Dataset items
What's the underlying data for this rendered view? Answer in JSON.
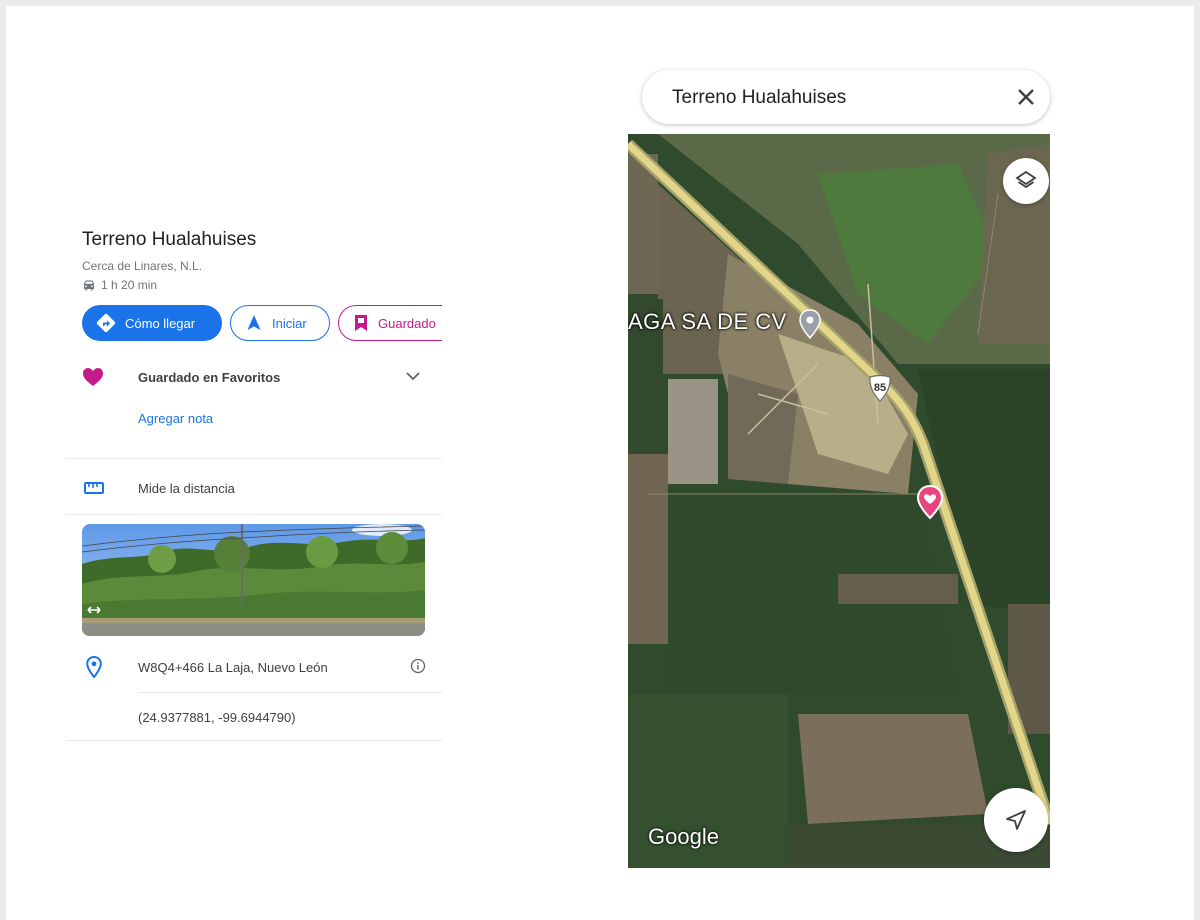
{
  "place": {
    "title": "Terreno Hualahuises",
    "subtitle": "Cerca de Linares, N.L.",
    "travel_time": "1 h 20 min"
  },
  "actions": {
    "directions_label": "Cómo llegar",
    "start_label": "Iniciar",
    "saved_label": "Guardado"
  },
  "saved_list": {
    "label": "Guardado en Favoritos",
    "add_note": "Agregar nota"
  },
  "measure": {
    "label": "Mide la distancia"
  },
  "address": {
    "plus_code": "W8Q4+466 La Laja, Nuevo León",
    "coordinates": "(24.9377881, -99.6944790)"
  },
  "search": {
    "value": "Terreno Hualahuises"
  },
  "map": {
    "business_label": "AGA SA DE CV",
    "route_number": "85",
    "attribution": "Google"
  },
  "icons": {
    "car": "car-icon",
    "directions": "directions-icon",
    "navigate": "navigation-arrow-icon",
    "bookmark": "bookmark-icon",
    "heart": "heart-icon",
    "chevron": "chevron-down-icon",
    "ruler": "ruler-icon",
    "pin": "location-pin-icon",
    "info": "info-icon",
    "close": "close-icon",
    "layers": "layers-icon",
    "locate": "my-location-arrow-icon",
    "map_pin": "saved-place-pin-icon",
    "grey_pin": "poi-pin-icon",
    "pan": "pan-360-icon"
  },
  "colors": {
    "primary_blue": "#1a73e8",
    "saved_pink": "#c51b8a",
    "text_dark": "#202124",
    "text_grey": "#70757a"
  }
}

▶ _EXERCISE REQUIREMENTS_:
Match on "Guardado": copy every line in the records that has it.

▶ _RESULT_:
    "saved_label": "Guardado"
    "label": "Guardado en Favoritos",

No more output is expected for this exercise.